A rarity for UHS: second-chance bid

Published 9:20 pm Friday, January 28, 2011

Contributing Writer

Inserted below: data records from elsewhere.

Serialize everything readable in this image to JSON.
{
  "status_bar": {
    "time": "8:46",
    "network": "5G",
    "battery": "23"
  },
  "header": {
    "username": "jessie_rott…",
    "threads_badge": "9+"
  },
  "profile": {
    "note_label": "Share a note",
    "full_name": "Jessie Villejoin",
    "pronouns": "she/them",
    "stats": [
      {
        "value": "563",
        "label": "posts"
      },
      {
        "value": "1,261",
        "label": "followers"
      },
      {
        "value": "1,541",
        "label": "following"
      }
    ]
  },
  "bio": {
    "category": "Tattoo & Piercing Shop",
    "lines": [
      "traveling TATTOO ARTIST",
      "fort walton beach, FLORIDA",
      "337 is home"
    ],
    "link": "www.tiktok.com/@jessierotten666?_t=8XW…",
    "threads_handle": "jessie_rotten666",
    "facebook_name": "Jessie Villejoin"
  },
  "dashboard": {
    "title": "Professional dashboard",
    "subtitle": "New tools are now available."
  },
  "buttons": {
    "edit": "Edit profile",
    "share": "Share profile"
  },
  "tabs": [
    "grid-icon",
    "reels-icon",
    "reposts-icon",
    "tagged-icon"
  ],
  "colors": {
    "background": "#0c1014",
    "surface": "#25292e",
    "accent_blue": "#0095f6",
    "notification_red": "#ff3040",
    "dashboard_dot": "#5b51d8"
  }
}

The negotiations over the future of Beaufort Regional Health System have given University Health Systems of Eastern Carolina a rare opportunity, according to the Greenville-based system’s chief executive officer.
Dave C. McRae, CEO of University Health Systems of Eastern Carolina, said the second chance UHS had to submit an offer to the Beaufort Regional Health System’s Board of Commissioners is probably a first for the organization.
McRae said he can’t recall a time when the winning suitor has walked away from negotiations over the future lease of a hospital and UHS was given a second chance.
That rare opportunity was one of the issues discussed by McRae during a lengthy interview with members of the press following his meeting Wednesday with the Beaufort County Board of Commissioners.
McRae said that UHS has had to compete with for-profit companies “on several occasions,” and when the primary concern of the negotiating board is money, UHS doesn’t often win.
“We are not the highest bidder,” he said. “We rarely are because we want to make sure we have the money to invest in health care in the community.”
In October, UHS submitted a 20-year lease/purchase offer for a lease payment of $18.1 million with a guarantee of a minimum of $21 million capital expenditure commitment over the first five years.
In December, UHS upped its offer to $24 million for a 30-year lease/purchase agreement.
On Jan. 3, the BRHS board chose a $30 million offer from Community Heath Systems of Franklin, Tenn.
During discussions preceding that vote, BRHS Board Chairwoman Alice Mills Sadler described the UHS offer as “woefully short.”
About a week later, CHS withdrew its offer, citing public opposition and pending litigation, opening the door again for UHS.
UHS increased its offer to $30 million as part of a 30-year lease/purchase proposal.
The offer also gave UHS the option of buying the local health system for $10 million at the end of the lease.
That offer was accepted by the BRHS board and recommended to the county commissioners for their approval.
Ultimately, the county commissioners will decide whether to accept, amend or reject the BRHS board’s recommendation.
Because UHS was given a rare second chance, McRae said, he asked the UHS governing board to for permission to raise the offer to the BRHS board to match that of the CHS offer.
“We wanted to do the best we could to work with the community and the county to match the offer,” he said.
McRae characterized the questions posed to UHS officials in the public meeting and behind closed doors as “appropriate.”
“We understand the concern about health care in Beaufort County,” he said. “An assurance is needed to guarantee that we’ll continue providing health-care services and operate a hospital in Beaufort County.”
The discussions with county officials over the future of health care in the community have been “very friendly, very positive,” but he noted that there have been “understandable differences of opinions on some issues.”
When asked about plans UHS has concerning the BRHS staff, if the offer is approved by the county commissioners, McRae said that UHS does its “very best to use the talent that exists” at its hospitals at the time they join the UHS system.
But, he added, that UHS will “make independent decisions about the senior leadership” at BRHS, if the lease is approved.
And he predicted that under the UHS umbrella, the financially strapped local hospital will be profitable.
McRae, who talked with members of the public throughout the room before Wednesday’s meeting, said he appreciated the support from the public during the negotiations with the BRHS board and county commissioners.
“It was wonderful to look out in the audience and see friends and neighbors and people who support University Health Systems,” he said. “Community support is everything. We’re very appreciative of that and we understand the importance of it.”
When asked if UHS would be willing to intervene and help BRHS make a debt payment to Beaufort County that is due in February, McRae said there have been “discussions on several ways to step in.”
“None of those decisions have been made yet,” he said.
A decision by the county commissioners on the UHS offer remains three or four weeks away, according to County Manager Paul Spruill.
In addition to discussions between lawyers representing the county and UHS during the next few weeks, the public will have the chance to comment at a Feb. 9 public hearing to be conducted by the county commissioners at Beaufort County Community College, Spruill said.
The specific site and time of that public hearing will be announced later, he said.